The day's top national and international news.
It wasn’t immediately clear what had caused Kim’s absence.
Speculation about his health swirled after he missed the April 15 birthday celebration for his late grandfather Kim Il Sung, the country’s most important holiday, for the first time since taking power in 2011.
The possibility of high-level instability raised troubling questions about the future of the secretive, nuclear-armed country that has been steadily building an arsenal meant to threaten the U.S. mainland while diplomacy between Kim and President Donald Trump has stalled.
“I, for one, am glad to see he is back, and well!” Trump tweeted Saturday.
Some experts say South Korea, as well as its regional neighbors and ally Washington, must begin preparing for the possible chaos that could come if Kim is sidelined by health problems or even dies. Worst-case scenarios include North Korean refugees flooding South Korea or China, or military hard-liners letting loose nuclear weapons.
“The world is largely unprepared for instability in North Korea,” said Leif-Eric Easley, a professor at Ewha University in Seoul. “Washington, Seoul and Tokyo need tighter coordination on contingency plans, while international organizations need more resources and less controversy over the role of China.”
South Korea’s Unification Ministry, which deals with inter-Korean affairs, confirmed Kim’s visit to the fertilizer factory and said it was part of his efforts to emphasize economic development. The ministry called for discretion on information related to North Korea, saying that the “groundless” rumors of past weeks have caused “unnecessary confusion and cost” for South Korea’s society and financial markets.
South Korea’s government, which has a mixed record of tracking Pyongyang’s ruling elite, repeatedly downplayed speculation that Kim, believed to be 36, was in poor health following surgery.
The office of South Korean President Moon Jae-in said it detected no unusual signs in North Korea or any emergency reaction by its ruling party, military or Cabinet. Seoul said it believed Kim was still managing state affairs but staying at an unspecified location outside Pyongyang, the capital.
The KCNA report said workers at the fertilizer factory broke into “thunderous cheers” for Kim, who it said is guiding the nation in a struggle to build a self-reliant economy in the face of a “head wind” by “hostile forces.”
The report didn’t mention any direct comment toward Washington or Seoul.
During his nearly three-week absence, state media reported that Kim was carrying out routine activities outside public view, such as sending greetings to the leaders of Syria, Cuba and South Africa, and expressing gratitude to workers building tourist facilities in the coastal town of Wonsan, where some speculated he was staying.

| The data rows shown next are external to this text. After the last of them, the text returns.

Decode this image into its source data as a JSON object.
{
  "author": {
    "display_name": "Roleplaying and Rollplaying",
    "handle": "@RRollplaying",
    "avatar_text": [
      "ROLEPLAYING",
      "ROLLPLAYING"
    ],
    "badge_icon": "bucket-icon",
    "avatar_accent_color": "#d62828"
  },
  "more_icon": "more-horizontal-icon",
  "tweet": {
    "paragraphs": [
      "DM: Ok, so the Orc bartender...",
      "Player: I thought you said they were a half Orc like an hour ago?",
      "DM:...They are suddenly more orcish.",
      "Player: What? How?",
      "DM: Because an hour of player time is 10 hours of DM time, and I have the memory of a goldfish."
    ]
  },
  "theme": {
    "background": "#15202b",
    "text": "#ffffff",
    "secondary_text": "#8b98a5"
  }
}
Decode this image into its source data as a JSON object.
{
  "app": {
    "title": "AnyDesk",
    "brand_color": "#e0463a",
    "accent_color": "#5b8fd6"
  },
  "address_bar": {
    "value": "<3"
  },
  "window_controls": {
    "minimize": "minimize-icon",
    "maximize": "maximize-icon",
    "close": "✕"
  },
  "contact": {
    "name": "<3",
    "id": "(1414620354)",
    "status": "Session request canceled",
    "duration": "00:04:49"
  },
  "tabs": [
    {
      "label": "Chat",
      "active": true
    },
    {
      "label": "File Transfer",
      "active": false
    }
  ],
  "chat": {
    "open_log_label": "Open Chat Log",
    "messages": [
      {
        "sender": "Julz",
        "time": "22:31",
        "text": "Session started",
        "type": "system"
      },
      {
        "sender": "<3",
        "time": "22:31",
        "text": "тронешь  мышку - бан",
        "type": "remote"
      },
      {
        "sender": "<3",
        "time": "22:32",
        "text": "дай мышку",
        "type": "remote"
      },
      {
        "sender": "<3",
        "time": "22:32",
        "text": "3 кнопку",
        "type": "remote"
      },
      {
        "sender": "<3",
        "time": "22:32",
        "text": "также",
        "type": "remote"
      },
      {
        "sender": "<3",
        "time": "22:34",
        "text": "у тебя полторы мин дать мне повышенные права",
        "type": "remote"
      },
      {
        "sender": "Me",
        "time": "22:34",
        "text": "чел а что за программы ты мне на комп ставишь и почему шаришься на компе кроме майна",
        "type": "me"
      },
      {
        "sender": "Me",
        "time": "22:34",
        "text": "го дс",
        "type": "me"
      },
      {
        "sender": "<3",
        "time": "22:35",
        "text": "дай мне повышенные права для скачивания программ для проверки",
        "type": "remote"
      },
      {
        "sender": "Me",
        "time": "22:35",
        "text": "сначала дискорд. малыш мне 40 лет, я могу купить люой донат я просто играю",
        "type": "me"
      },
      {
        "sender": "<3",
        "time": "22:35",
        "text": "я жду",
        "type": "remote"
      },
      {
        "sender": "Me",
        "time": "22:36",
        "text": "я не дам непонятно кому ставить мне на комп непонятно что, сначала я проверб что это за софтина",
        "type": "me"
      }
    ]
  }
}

Cheong Seong-Chang, an analyst at South Korea’s Sejong Institute, said the video footage of Kim suggested that he is recovering from some sort of medical setback that affected his walking, possibly related to his ankle.
In 2014, Kim vanished from the public eye for nearly six weeks before reappearing with a cane. South Korea’s spy agency said at the time that he had a cyst removed from his ankle.
Analysts say Kim's health could become an increasing factor in years ahead: He’s overweight, smokes and drinks, and has a family history of heart issues.
If he’s suddenly unable to rule, some analysts have said his sister, believed to be around four years younger than her brother, would be installed as leader to continue Pyongyang’s heredity dynasty that began after World War II.
But others question whether core members of North Korea’s elite, mostly men in their 60s or 70s, would be able to accept a young and untested female leader who lacks military credentials. Some predict a collective leadership or violent power struggles.
Following an unusually provocative run in missile and nuclear tests in 2017, Kim used the 2018 Winter Olympics in South Korea to initiate negotiations with Washington and Seoul later that year. That led to a surprising series of summits, with Kim and Trump meeting three times.
But negotiations have faltered in recent months over disagreements in exchanging sanctions relief and disarmament steps, raising doubts about whether Kim would ever fully deal away an arsenal he likely sees as his strongest guarantee of survival.